- [What you have to do]: Write out the data word for word and omit every picture.

- [Provided records]:
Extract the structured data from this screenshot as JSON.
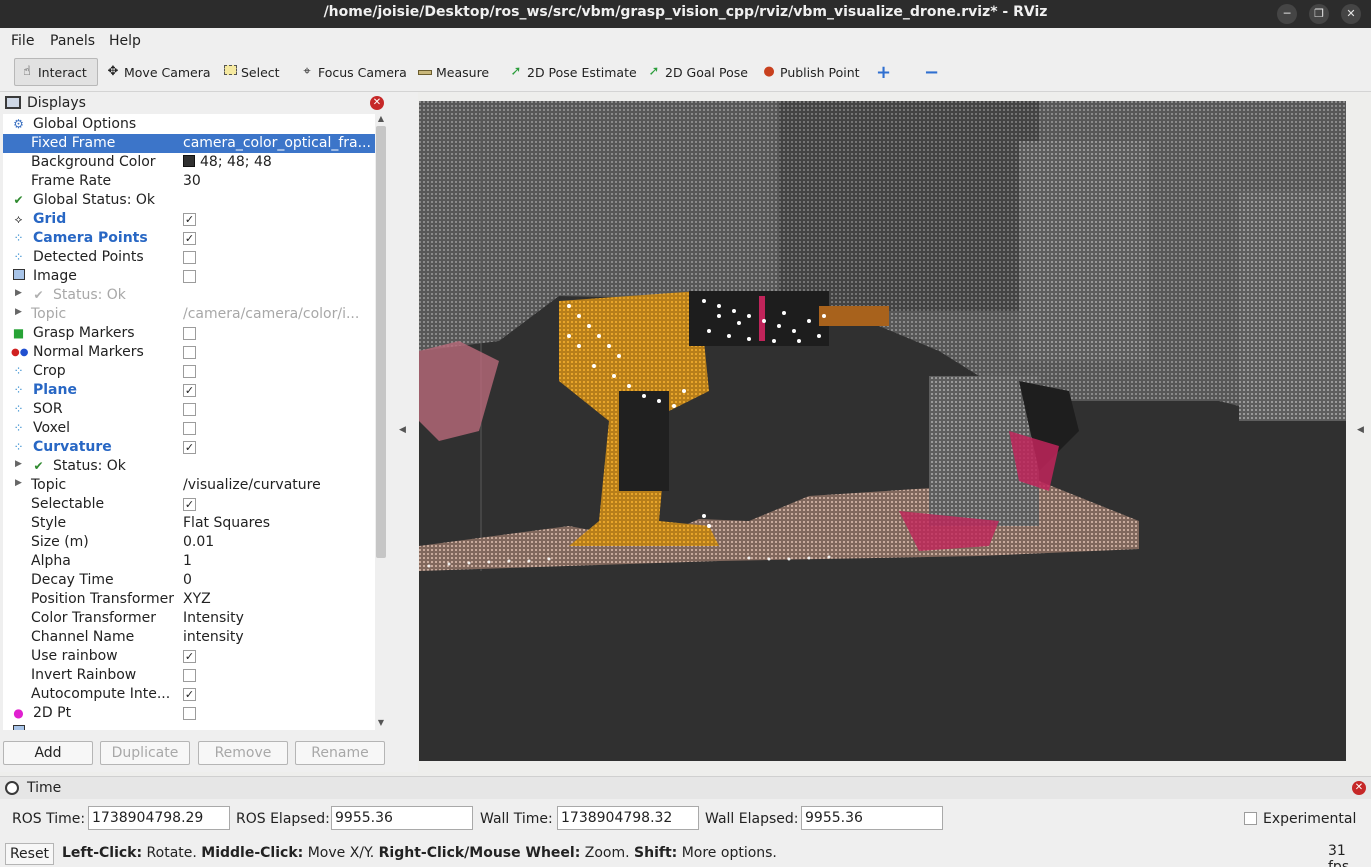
{
  "window": {
    "title": "/home/joisie/Desktop/ros_ws/src/vbm/grasp_vision_cpp/rviz/vbm_visualize_drone.rviz* - RViz"
  },
  "menu": [
    "File",
    "Panels",
    "Help"
  ],
  "toolbar": {
    "tools": [
      {
        "label": "Interact",
        "icon": "hand-cursor-icon"
      },
      {
        "label": "Move Camera",
        "icon": "move-arrows-icon"
      },
      {
        "label": "Select",
        "icon": "select-rectangle-icon"
      },
      {
        "label": "Focus Camera",
        "icon": "focus-target-icon"
      },
      {
        "label": "Measure",
        "icon": "ruler-icon"
      },
      {
        "label": "2D Pose Estimate",
        "icon": "green-arrow-icon"
      },
      {
        "label": "2D Goal Pose",
        "icon": "green-arrow-icon"
      },
      {
        "label": "Publish Point",
        "icon": "map-pin-icon"
      }
    ],
    "accent": "#2a9d3a",
    "pin_color": "#c8401e"
  },
  "displays": {
    "title": "Displays",
    "rows": [
      {
        "name": "Global Options",
        "value": ""
      },
      {
        "name": "Fixed Frame",
        "value": "camera_color_optical_fra..."
      },
      {
        "name": "Background Color",
        "value": "48; 48; 48"
      },
      {
        "name": "Frame Rate",
        "value": "30"
      },
      {
        "name": "Global Status: Ok",
        "value": ""
      },
      {
        "name": "Grid",
        "value": ""
      },
      {
        "name": "Camera Points",
        "value": ""
      },
      {
        "name": "Detected Points",
        "value": ""
      },
      {
        "name": "Image",
        "value": ""
      },
      {
        "name": "Status: Ok",
        "value": ""
      },
      {
        "name": "Topic",
        "value": "/camera/camera/color/i..."
      },
      {
        "name": "Grasp Markers",
        "value": ""
      },
      {
        "name": "Normal Markers",
        "value": ""
      },
      {
        "name": "Crop",
        "value": ""
      },
      {
        "name": "Plane",
        "value": ""
      },
      {
        "name": "SOR",
        "value": ""
      },
      {
        "name": "Voxel",
        "value": ""
      },
      {
        "name": "Curvature",
        "value": ""
      },
      {
        "name": "Status: Ok",
        "value": ""
      },
      {
        "name": "Topic",
        "value": "/visualize/curvature"
      },
      {
        "name": "Selectable",
        "value": ""
      },
      {
        "name": "Style",
        "value": "Flat Squares"
      },
      {
        "name": "Size (m)",
        "value": "0.01"
      },
      {
        "name": "Alpha",
        "value": "1"
      },
      {
        "name": "Decay Time",
        "value": "0"
      },
      {
        "name": "Position Transformer",
        "value": "XYZ"
      },
      {
        "name": "Color Transformer",
        "value": "Intensity"
      },
      {
        "name": "Channel Name",
        "value": "intensity"
      },
      {
        "name": "Use rainbow",
        "value": ""
      },
      {
        "name": "Invert Rainbow",
        "value": ""
      },
      {
        "name": "Autocompute Inte...",
        "value": ""
      },
      {
        "name": "2D Pt",
        "value": ""
      }
    ],
    "checks": {
      "grid": true,
      "camera_points": true,
      "detected_points": false,
      "image": false,
      "grasp_markers": false,
      "normal_markers": false,
      "crop": false,
      "plane": true,
      "sor": false,
      "voxel": false,
      "curvature": true,
      "selectable": true,
      "use_rainbow": true,
      "invert_rainbow": false,
      "autocompute": true,
      "pt2d": false
    },
    "buttons": {
      "add": "Add",
      "duplicate": "Duplicate",
      "remove": "Remove",
      "rename": "Rename"
    }
  },
  "time": {
    "title": "Time",
    "ros_time_label": "ROS Time:",
    "ros_time": "1738904798.29",
    "ros_elapsed_label": "ROS Elapsed:",
    "ros_elapsed": "9955.36",
    "wall_time_label": "Wall Time:",
    "wall_time": "1738904798.32",
    "wall_elapsed_label": "Wall Elapsed:",
    "wall_elapsed": "9955.36",
    "experimental_label": "Experimental"
  },
  "status": {
    "reset": "Reset",
    "h1b": "Left-Click:",
    "h1": " Rotate. ",
    "h2b": "Middle-Click:",
    "h2": " Move X/Y. ",
    "h3b": "Right-Click/Mouse Wheel:",
    "h3": " Zoom. ",
    "h4b": "Shift:",
    "h4": " More options.",
    "fps": "31 fps"
  },
  "render": {
    "background": "#303030",
    "drill_color": "#e0a020",
    "marker_color": "#ffffff"
  }
}
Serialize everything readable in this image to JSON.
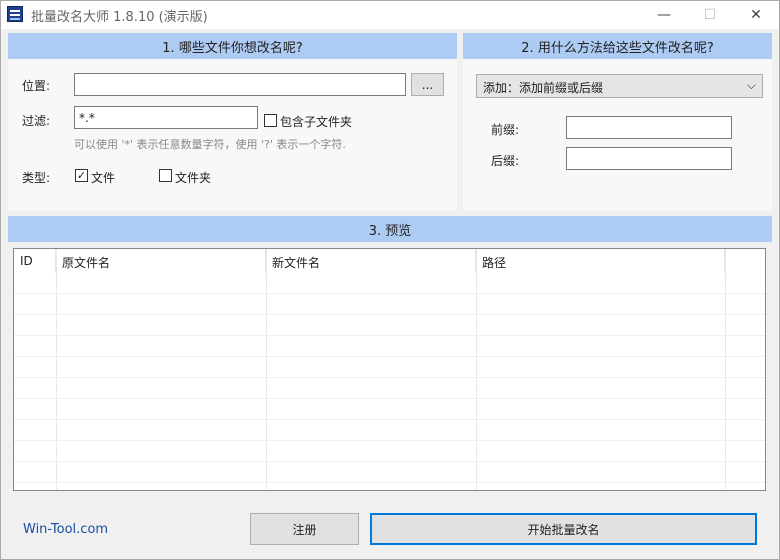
{
  "window": {
    "title": "批量改名大师 1.8.10 (演示版)",
    "minimize": "—",
    "maximize": "☐",
    "close": "✕"
  },
  "section1": {
    "header": "1. 哪些文件你想改名呢?",
    "location_label": "位置:",
    "location_value": "",
    "browse_button": "...",
    "filter_label": "过滤:",
    "filter_value": "*.*",
    "include_subfolders_label": "包含子文件夹",
    "include_subfolders_checked": false,
    "hint": "可以使用 '*' 表示任意数量字符，使用 '?' 表示一个字符.",
    "type_label": "类型:",
    "type_file_label": "文件",
    "type_file_checked": true,
    "type_folder_label": "文件夹",
    "type_folder_checked": false
  },
  "section2": {
    "header": "2. 用什么方法给这些文件改名呢?",
    "method_selected": "添加：添加前缀或后缀",
    "prefix_label": "前缀:",
    "prefix_value": "",
    "suffix_label": "后缀:",
    "suffix_value": ""
  },
  "section3": {
    "header": "3. 预览",
    "columns": [
      "ID",
      "原文件名",
      "新文件名",
      "路径"
    ],
    "rows": []
  },
  "footer": {
    "link": "Win-Tool.com",
    "register_button": "注册",
    "start_button": "开始批量改名"
  },
  "colors": {
    "section_header_bg": "#aecbf4",
    "link": "#1a4fa3",
    "primary_button_border": "#0078d7"
  }
}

- [Response to the task]:
Extract the structured data from this screenshot as JSON.
{
  "window": {
    "title": "/home/joisie/Desktop/ros_ws/src/vbm/grasp_vision_cpp/rviz/vbm_visualize_drone.rviz* - RViz"
  },
  "menu": [
    "File",
    "Panels",
    "Help"
  ],
  "toolbar": {
    "tools": [
      {
        "label": "Interact",
        "icon": "hand-cursor-icon"
      },
      {
        "label": "Move Camera",
        "icon": "move-arrows-icon"
      },
      {
        "label": "Select",
        "icon": "select-rectangle-icon"
      },
      {
        "label": "Focus Camera",
        "icon": "focus-target-icon"
      },
      {
        "label": "Measure",
        "icon": "ruler-icon"
      },
      {
        "label": "2D Pose Estimate",
        "icon": "green-arrow-icon"
      },
      {
        "label": "2D Goal Pose",
        "icon": "green-arrow-icon"
      },
      {
        "label": "Publish Point",
        "icon": "map-pin-icon"
      }
    ],
    "accent": "#2a9d3a",
    "pin_color": "#c8401e"
  },
  "displays": {
    "title": "Displays",
    "rows": [
      {
        "name": "Global Options",
        "value": ""
      },
      {
        "name": "Fixed Frame",
        "value": "camera_color_optical_fra..."
      },
      {
        "name": "Background Color",
        "value": "48; 48; 48"
      },
      {
        "name": "Frame Rate",
        "value": "30"
      },
      {
        "name": "Global Status: Ok",
        "value": ""
      },
      {
        "name": "Grid",
        "value": ""
      },
      {
        "name": "Camera Points",
        "value": ""
      },
      {
        "name": "Detected Points",
        "value": ""
      },
      {
        "name": "Image",
        "value": ""
      },
      {
        "name": "Status: Ok",
        "value": ""
      },
      {
        "name": "Topic",
        "value": "/camera/camera/color/i..."
      },
      {
        "name": "Grasp Markers",
        "value": ""
      },
      {
        "name": "Normal Markers",
        "value": ""
      },
      {
        "name": "Crop",
        "value": ""
      },
      {
        "name": "Plane",
        "value": ""
      },
      {
        "name": "SOR",
        "value": ""
      },
      {
        "name": "Voxel",
        "value": ""
      },
      {
        "name": "Curvature",
        "value": ""
      },
      {
        "name": "Status: Ok",
        "value": ""
      },
      {
        "name": "Topic",
        "value": "/visualize/curvature"
      },
      {
        "name": "Selectable",
        "value": ""
      },
      {
        "name": "Style",
        "value": "Flat Squares"
      },
      {
        "name": "Size (m)",
        "value": "0.01"
      },
      {
        "name": "Alpha",
        "value": "1"
      },
      {
        "name": "Decay Time",
        "value": "0"
      },
      {
        "name": "Position Transformer",
        "value": "XYZ"
      },
      {
        "name": "Color Transformer",
        "value": "Intensity"
      },
      {
        "name": "Channel Name",
        "value": "intensity"
      },
      {
        "name": "Use rainbow",
        "value": ""
      },
      {
        "name": "Invert Rainbow",
        "value": ""
      },
      {
        "name": "Autocompute Inte...",
        "value": ""
      },
      {
        "name": "2D Pt",
        "value": ""
      }
    ],
    "checks": {
      "grid": true,
      "camera_points": true,
      "detected_points": false,
      "image": false,
      "grasp_markers": false,
      "normal_markers": false,
      "crop": false,
      "plane": true,
      "sor": false,
      "voxel": false,
      "curvature": true,
      "selectable": true,
      "use_rainbow": true,
      "invert_rainbow": false,
      "autocompute": true,
      "pt2d": false
    },
    "buttons": {
      "add": "Add",
      "duplicate": "Duplicate",
      "remove": "Remove",
      "rename": "Rename"
    }
  },
  "time": {
    "title": "Time",
    "ros_time_label": "ROS Time:",
    "ros_time": "1738904798.29",
    "ros_elapsed_label": "ROS Elapsed:",
    "ros_elapsed": "9955.36",
    "wall_time_label": "Wall Time:",
    "wall_time": "1738904798.32",
    "wall_elapsed_label": "Wall Elapsed:",
    "wall_elapsed": "9955.36",
    "experimental_label": "Experimental"
  },
  "status": {
    "reset": "Reset",
    "h1b": "Left-Click:",
    "h1": " Rotate. ",
    "h2b": "Middle-Click:",
    "h2": " Move X/Y. ",
    "h3b": "Right-Click/Mouse Wheel:",
    "h3": " Zoom. ",
    "h4b": "Shift:",
    "h4": " More options.",
    "fps": "31 fps"
  },
  "render": {
    "background": "#303030",
    "drill_color": "#e0a020",
    "marker_color": "#ffffff"
  }
}
Serialize everything readable in this image to JSON.
{
  "window": {
    "title": "批量改名大师 1.8.10 (演示版)",
    "minimize": "—",
    "maximize": "☐",
    "close": "✕"
  },
  "section1": {
    "header": "1. 哪些文件你想改名呢?",
    "location_label": "位置:",
    "location_value": "",
    "browse_button": "...",
    "filter_label": "过滤:",
    "filter_value": "*.*",
    "include_subfolders_label": "包含子文件夹",
    "include_subfolders_checked": false,
    "hint": "可以使用 '*' 表示任意数量字符，使用 '?' 表示一个字符.",
    "type_label": "类型:",
    "type_file_label": "文件",
    "type_file_checked": true,
    "type_folder_label": "文件夹",
    "type_folder_checked": false
  },
  "section2": {
    "header": "2. 用什么方法给这些文件改名呢?",
    "method_selected": "添加：添加前缀或后缀",
    "prefix_label": "前缀:",
    "prefix_value": "",
    "suffix_label": "后缀:",
    "suffix_value": ""
  },
  "section3": {
    "header": "3. 预览",
    "columns": [
      "ID",
      "原文件名",
      "新文件名",
      "路径"
    ],
    "rows": []
  },
  "footer": {
    "link": "Win-Tool.com",
    "register_button": "注册",
    "start_button": "开始批量改名"
  },
  "colors": {
    "section_header_bg": "#aecbf4",
    "link": "#1a4fa3",
    "primary_button_border": "#0078d7"
  }
}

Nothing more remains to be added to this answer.